Records from a data collection:
···
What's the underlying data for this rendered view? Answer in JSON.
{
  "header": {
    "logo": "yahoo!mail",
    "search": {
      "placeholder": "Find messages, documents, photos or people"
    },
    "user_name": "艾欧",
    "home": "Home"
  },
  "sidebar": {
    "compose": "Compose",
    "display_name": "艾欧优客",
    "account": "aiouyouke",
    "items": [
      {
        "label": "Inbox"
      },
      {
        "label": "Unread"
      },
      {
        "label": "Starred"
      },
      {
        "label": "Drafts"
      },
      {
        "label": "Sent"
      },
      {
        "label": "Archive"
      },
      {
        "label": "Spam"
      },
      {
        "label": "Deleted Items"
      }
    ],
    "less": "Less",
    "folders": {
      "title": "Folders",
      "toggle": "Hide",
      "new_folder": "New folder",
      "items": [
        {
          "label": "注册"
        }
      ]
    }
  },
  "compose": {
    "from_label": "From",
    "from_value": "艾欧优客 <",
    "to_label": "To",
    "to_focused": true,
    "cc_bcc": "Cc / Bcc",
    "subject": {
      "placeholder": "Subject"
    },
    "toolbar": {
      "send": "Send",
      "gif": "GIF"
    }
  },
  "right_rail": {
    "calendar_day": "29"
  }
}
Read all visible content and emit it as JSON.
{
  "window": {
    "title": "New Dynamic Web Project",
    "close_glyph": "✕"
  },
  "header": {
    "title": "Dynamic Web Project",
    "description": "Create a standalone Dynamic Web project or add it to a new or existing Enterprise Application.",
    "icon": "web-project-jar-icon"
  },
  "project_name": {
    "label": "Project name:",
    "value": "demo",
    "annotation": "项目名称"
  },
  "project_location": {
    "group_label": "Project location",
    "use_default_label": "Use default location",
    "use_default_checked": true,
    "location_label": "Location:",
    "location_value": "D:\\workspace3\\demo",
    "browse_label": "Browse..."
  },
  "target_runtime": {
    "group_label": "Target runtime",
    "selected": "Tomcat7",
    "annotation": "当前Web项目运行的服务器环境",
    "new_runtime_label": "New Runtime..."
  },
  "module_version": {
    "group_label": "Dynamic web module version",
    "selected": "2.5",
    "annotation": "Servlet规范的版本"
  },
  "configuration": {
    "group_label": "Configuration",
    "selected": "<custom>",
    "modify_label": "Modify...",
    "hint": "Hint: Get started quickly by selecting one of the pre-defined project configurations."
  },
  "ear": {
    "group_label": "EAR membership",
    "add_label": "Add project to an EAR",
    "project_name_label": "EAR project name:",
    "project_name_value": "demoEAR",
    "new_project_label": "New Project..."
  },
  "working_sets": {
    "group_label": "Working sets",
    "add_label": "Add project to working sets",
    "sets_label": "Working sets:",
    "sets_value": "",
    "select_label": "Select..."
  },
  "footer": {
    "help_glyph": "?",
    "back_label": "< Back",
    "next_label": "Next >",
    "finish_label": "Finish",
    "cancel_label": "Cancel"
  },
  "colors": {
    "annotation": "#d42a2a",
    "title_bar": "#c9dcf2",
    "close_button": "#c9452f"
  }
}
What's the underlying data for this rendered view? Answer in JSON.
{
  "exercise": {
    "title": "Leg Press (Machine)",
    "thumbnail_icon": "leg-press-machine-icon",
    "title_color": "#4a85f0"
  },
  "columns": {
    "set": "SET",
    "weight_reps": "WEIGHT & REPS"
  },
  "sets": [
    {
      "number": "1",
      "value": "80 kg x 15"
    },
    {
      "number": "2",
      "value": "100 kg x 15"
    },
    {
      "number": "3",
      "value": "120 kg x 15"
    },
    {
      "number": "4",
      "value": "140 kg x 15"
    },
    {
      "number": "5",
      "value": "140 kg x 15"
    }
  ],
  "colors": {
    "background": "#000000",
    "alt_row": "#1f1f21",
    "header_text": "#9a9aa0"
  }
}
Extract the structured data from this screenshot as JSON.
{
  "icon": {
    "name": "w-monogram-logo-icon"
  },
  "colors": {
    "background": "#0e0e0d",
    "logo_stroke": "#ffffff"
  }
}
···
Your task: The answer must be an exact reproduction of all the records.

Task solution:
What's the underlying data for this rendered view? Answer in JSON.
{
  "header": {
    "logo": "yahoo!mail",
    "search": {
      "placeholder": "Find messages, documents, photos or people"
    },
    "user_name": "艾欧",
    "home": "Home"
  },
  "sidebar": {
    "compose": "Compose",
    "display_name": "艾欧优客",
    "account": "aiouyouke",
    "items": [
      {
        "label": "Inbox"
      },
      {
        "label": "Unread"
      },
      {
        "label": "Starred"
      },
      {
        "label": "Drafts"
      },
      {
        "label": "Sent"
      },
      {
        "label": "Archive"
      },
      {
        "label": "Spam"
      },
      {
        "label": "Deleted Items"
      }
    ],
    "less": "Less",
    "folders": {
      "title": "Folders",
      "toggle": "Hide",
      "new_folder": "New folder",
      "items": [
        {
          "label": "注册"
        }
      ]
    }
  },
  "compose": {
    "from_label": "From",
    "from_value": "艾欧优客 <",
    "to_label": "To",
    "to_focused": true,
    "cc_bcc": "Cc / Bcc",
    "subject": {
      "placeholder": "Subject"
    },
    "toolbar": {
      "send": "Send",
      "gif": "GIF"
    }
  },
  "right_rail": {
    "calendar_day": "29"
  }
}
Read all visible content and emit it as JSON.
{
  "window": {
    "title": "New Dynamic Web Project",
    "close_glyph": "✕"
  },
  "header": {
    "title": "Dynamic Web Project",
    "description": "Create a standalone Dynamic Web project or add it to a new or existing Enterprise Application.",
    "icon": "web-project-jar-icon"
  },
  "project_name": {
    "label": "Project name:",
    "value": "demo",
    "annotation": "项目名称"
  },
  "project_location": {
    "group_label": "Project location",
    "use_default_label": "Use default location",
    "use_default_checked": true,
    "location_label": "Location:",
    "location_value": "D:\\workspace3\\demo",
    "browse_label": "Browse..."
  },
  "target_runtime": {
    "group_label": "Target runtime",
    "selected": "Tomcat7",
    "annotation": "当前Web项目运行的服务器环境",
    "new_runtime_label": "New Runtime..."
  },
  "module_version": {
    "group_label": "Dynamic web module version",
    "selected": "2.5",
    "annotation": "Servlet规范的版本"
  },
  "configuration": {
    "group_label": "Configuration",
    "selected": "<custom>",
    "modify_label": "Modify...",
    "hint": "Hint: Get started quickly by selecting one of the pre-defined project configurations."
  },
  "ear": {
    "group_label": "EAR membership",
    "add_label": "Add project to an EAR",
    "project_name_label": "EAR project name:",
    "project_name_value": "demoEAR",
    "new_project_label": "New Project..."
  },
  "working_sets": {
    "group_label": "Working sets",
    "add_label": "Add project to working sets",
    "sets_label": "Working sets:",
    "sets_value": "",
    "select_label": "Select..."
  },
  "footer": {
    "help_glyph": "?",
    "back_label": "< Back",
    "next_label": "Next >",
    "finish_label": "Finish",
    "cancel_label": "Cancel"
  },
  "colors": {
    "annotation": "#d42a2a",
    "title_bar": "#c9dcf2",
    "close_button": "#c9452f"
  }
}
What's the underlying data for this rendered view? Answer in JSON.
{
  "exercise": {
    "title": "Leg Press (Machine)",
    "thumbnail_icon": "leg-press-machine-icon",
    "title_color": "#4a85f0"
  },
  "columns": {
    "set": "SET",
    "weight_reps": "WEIGHT & REPS"
  },
  "sets": [
    {
      "number": "1",
      "value": "80 kg x 15"
    },
    {
      "number": "2",
      "value": "100 kg x 15"
    },
    {
      "number": "3",
      "value": "120 kg x 15"
    },
    {
      "number": "4",
      "value": "140 kg x 15"
    },
    {
      "number": "5",
      "value": "140 kg x 15"
    }
  ],
  "colors": {
    "background": "#000000",
    "alt_row": "#1f1f21",
    "header_text": "#9a9aa0"
  }
}
Extract the structured data from this screenshot as JSON.
{
  "icon": {
    "name": "w-monogram-logo-icon"
  },
  "colors": {
    "background": "#0e0e0d",
    "logo_stroke": "#ffffff"
  }
}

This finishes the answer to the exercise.